Like Dutton, Boisset’s aim is for the two regions to complement each other. “We’re not trying to achieve homogeneity within the wine,” he told Club Oenologique. “That would be uninteresting and ultimately lose the expression of the terroirs we so value.”
Boisset’s wine is a more or less equal blend of the two regions; Dutton has no intention of upping her Australian-wine percentage by that much, although she says it will vary. And like Boisset (a natural showman) she’s certainly alive to the publicity value of the exercise. “Much as the Cabernet percentage of Grange [typically less than 5%] becomes a magical focal point at each release, I imagine this number may garner interest from year to year, too.”
These are smart wines. They are finely crafted and delicious. The £545 Quantum is superlative.

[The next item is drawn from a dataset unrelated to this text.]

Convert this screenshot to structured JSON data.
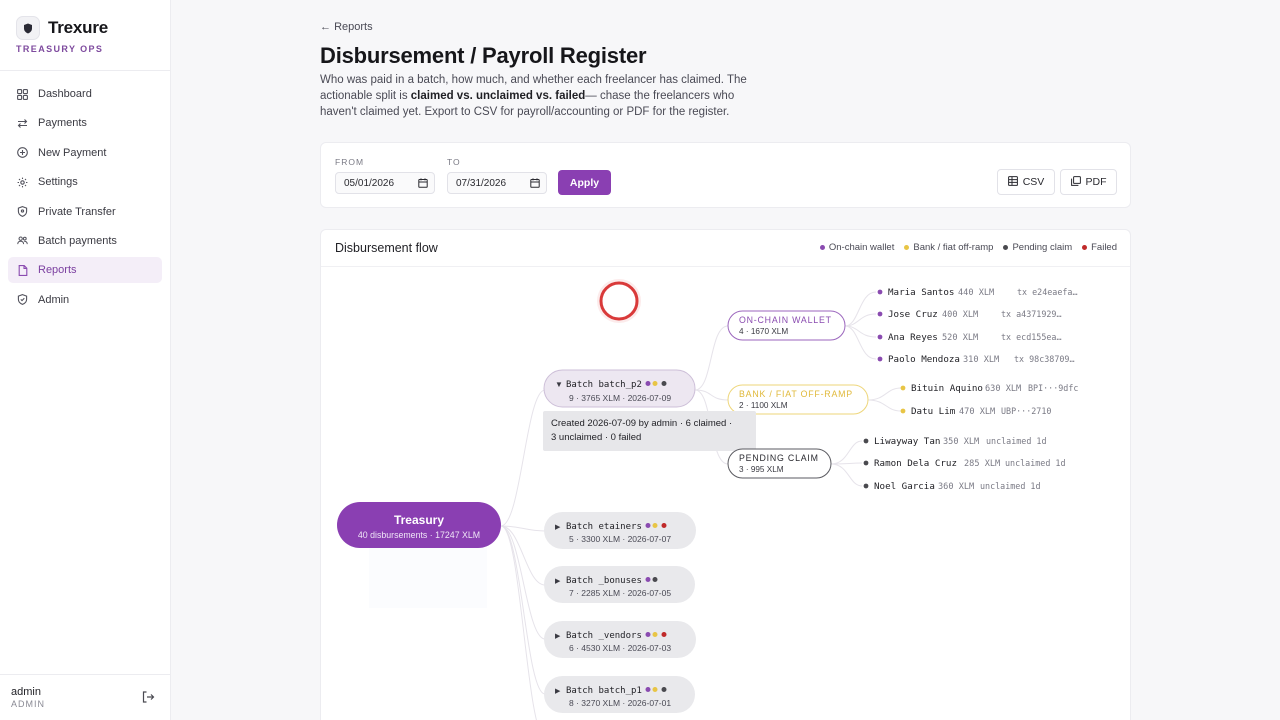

Its fruit is from Diamond Mountain and Oakville; its magnificent tannin structure (it won’t be ready to drink for a decade) puts me in mind of the famously long-lived Cabernets of Diamond Creek.
Bin 149 is similarly well-made but its plushness and creaminess are obviously there to please an international audience: it’s accomplished but somehow stateless, a wine destined for top restaurants from Dublin to Dubai. Bin 600 and Bin 704 are succulent and delicious, both with characteristics that place them squarely in California.
The portfolio will definitely expand, Dutton says, and they are certainly not wedded to multi-region blending. “You have to know when not to blend.” She sees great potential in Oakville and hopes to source fruit from Atlas Peak and Mount Veeder. “I want to be talking about a single vineyard one day.”
When Orson Welles first saw the RKO studios in Hollywood he said it was like the biggest train set a boy could wish for. Like film directors, winemakers are born experimenters – they love to tinker and adjust – and it’s only the luckiest who have the whole of Napa to play with.
The Penfolds California Collection is available in the UK at Berry Bros & Rudd and Harvey Nichols.